The workshops are aimed at building the capacity of Vietnamese medical professionals towards building research protocols and conducting ethical and meaningful research through mentorship from staff from the University. Four of the research projects in 2014 were awarded research grants of AU$2000 each to fund the conduct of their research. The funded research groups shared their research experience with the new groups and presented the developments in their projects, identifying barriers and challenges, which needed to be addressed.

Practical Clinical Research Team from the University included The Hon Dame Prof Marie Bashir, Prof Jonathan Morris, Assoc Prof Kirsty Foster, Assoc Prof Christine RobertsAssoc Prof Catherine Hawke, Dr Christopher Gordon, Dr Diana Benn, Dr Christine Smyth, Dr Manuela Ferreira and Ms Sarah Winter.



Participants of the 2014 Practical Clinical Research Workshop in Hanoi with tutors and mentors from the University of Sydney and Hoc Mai Foundation.


Research group from Bach Mai Hospital, Hanoi presenting their research topic.


Research group from Hue University of Medicine and Pharmacy with Assoc Prof Kirsty Foster and Prof Jonathan Morris.


Research team from Da Nang Hospital for Women and Children with Ms Sarah Winters (3rd from right) and Assoc Prof Christine Roberts (back centre).


Professor Marie Bashir and a group of young psychiatrists in HCMC.


Participants of the 2014 Practical Clinical Research Workshop in HCMC with tutors and mentors from the University of Sydney and Hoc Mai Foundation.


Hand hygiene research group from Hung Vuong Hospital, HCMC with Dr Christopher Gordon (2nd from left) and Dr Christine Smyth (right).

Hoc Mai Annual Alumni Events in Vietnam

Annual Hoc Mai alumni events were recently held in two major cities in Vietnam – Hanoi and Ho Chi Minh City. The event provided Hoc Mai Foundation and University of Sydney staff to get updates on the professional lives of the alumni.
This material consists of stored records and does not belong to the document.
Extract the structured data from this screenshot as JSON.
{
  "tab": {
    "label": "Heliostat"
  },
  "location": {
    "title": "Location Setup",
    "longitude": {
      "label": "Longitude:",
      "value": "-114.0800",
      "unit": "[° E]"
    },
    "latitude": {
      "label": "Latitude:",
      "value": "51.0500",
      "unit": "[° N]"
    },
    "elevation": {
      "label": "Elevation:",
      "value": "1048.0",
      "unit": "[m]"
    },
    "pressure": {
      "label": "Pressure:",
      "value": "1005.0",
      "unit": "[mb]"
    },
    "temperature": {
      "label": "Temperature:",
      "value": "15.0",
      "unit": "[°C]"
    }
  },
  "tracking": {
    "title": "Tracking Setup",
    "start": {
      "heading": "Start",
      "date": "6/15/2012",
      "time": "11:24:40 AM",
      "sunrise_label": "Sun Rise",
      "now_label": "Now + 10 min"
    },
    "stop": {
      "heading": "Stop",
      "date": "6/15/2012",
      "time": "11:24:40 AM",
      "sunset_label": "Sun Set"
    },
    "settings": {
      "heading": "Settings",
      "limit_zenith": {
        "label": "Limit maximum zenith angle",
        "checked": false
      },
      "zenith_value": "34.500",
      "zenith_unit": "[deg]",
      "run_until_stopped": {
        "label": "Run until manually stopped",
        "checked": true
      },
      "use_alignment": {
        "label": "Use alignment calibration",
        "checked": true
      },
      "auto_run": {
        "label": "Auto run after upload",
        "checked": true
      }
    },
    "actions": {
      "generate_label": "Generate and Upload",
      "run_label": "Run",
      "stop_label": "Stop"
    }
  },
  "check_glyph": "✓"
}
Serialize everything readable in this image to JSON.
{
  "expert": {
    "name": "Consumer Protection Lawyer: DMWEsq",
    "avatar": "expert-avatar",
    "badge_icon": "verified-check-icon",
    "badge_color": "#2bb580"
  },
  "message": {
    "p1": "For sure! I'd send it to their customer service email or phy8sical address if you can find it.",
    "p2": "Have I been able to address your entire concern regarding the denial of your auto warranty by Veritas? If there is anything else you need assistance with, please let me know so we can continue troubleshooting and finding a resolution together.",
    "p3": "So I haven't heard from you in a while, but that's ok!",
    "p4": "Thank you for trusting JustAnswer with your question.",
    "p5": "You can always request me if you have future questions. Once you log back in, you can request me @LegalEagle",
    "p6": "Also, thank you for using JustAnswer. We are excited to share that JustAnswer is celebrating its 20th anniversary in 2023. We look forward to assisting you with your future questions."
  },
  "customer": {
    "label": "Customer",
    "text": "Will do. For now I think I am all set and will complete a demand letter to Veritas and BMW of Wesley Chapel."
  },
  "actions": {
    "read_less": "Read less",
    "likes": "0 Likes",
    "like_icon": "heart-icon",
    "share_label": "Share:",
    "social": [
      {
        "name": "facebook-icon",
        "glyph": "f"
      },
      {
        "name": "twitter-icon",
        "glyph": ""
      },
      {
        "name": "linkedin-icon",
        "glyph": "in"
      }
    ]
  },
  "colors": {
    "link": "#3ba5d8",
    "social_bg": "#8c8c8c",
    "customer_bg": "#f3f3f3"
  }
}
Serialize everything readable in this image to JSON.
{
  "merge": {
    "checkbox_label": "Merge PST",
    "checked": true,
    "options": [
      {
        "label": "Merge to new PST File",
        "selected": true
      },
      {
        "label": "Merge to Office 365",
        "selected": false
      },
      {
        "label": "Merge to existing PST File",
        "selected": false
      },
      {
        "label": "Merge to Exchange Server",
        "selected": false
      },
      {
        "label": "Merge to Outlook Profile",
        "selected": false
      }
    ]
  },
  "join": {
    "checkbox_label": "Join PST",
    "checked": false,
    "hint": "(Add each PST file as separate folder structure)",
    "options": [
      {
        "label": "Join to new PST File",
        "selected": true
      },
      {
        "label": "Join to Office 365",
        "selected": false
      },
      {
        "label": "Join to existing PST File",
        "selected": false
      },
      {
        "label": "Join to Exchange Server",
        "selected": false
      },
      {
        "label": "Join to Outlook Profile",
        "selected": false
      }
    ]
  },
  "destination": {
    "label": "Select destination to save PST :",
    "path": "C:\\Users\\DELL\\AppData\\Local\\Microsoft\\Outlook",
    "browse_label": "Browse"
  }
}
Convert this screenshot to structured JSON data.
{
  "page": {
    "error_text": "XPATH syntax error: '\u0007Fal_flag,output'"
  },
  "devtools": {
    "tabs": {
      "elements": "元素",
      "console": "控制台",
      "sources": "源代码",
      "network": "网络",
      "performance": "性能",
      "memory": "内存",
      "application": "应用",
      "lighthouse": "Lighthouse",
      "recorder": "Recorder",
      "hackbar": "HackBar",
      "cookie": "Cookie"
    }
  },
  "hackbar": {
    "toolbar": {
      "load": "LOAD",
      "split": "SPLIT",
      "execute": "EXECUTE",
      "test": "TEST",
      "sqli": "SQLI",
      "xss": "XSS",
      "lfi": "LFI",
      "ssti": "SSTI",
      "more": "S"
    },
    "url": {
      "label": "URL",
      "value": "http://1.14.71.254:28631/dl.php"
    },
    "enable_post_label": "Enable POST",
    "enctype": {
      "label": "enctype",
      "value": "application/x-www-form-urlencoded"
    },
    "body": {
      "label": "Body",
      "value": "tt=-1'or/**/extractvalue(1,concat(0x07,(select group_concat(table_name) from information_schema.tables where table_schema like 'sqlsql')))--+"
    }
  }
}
Australian Ambassador to Vietnam, Hugh Borrowman graciously welcomed Vietnamese alumni of the University of Sydney and Hoc Mai to the Ambassador’s residence in Hanoi on 31 October 2014. Mr Borrowman mentioned the importance of sustaining the relationship between Vietnamese and Australia towards improving the health and its long-term benefits to Viet Nam and its people.

On 3 November 2014, Australian Consul General (in Ho Chi Minh City) John McAnulty also hosted the Hoc Mai alumni event in the Consul General’s residence in HCMC. Despite the pour on the Monday, former Hoc Mai fellows and scholars turned up to meet and greet Hoc Mai Foundation and University of Sydney team.

Hoc Mai Chair Prof Bruce Robinson expressed his gratitude towards the continuous support of the Australian government through its mission in Vietnam in upholding the Hoc Mai’s philosophy of forever learning in medicine and healthcare in Vietnam.

Former Vietnamese exchange students (Medicine and Nursing) and Australia Awards Fellows were invited to join the events. A delegation from the University of Sydney and Hoc Mai Foundation who travelled to Vietnam for the annual Hoc Mai trip, including The Hon Dame Professor Marie Bashir, were also present in the events.



Australian Ambassador Hugh Borrowman with Hoc Mai Chair Professor Bruce Robinson welcomes the guests in the Hanoi event.


Consul General John McAnulty welcomed Hoc Mai alumni and guests at the HCMC event.


Hoc Mai alumni in Hanoi event with Dr Manuela Ferreira (2nd from right).


Hoc Mai Vietnamese alumni in the Hanoi function.


Hoc Mai Alumni in the Ho Chi Minh function with Prof Bruce Robinson (front).


Hoc Mai Alumni joined by Associate Professor Jennifer Fraser of Sydney Nursing School (left), Ms Audrey Blunden (centre) and Sarah Winter (2nd from right).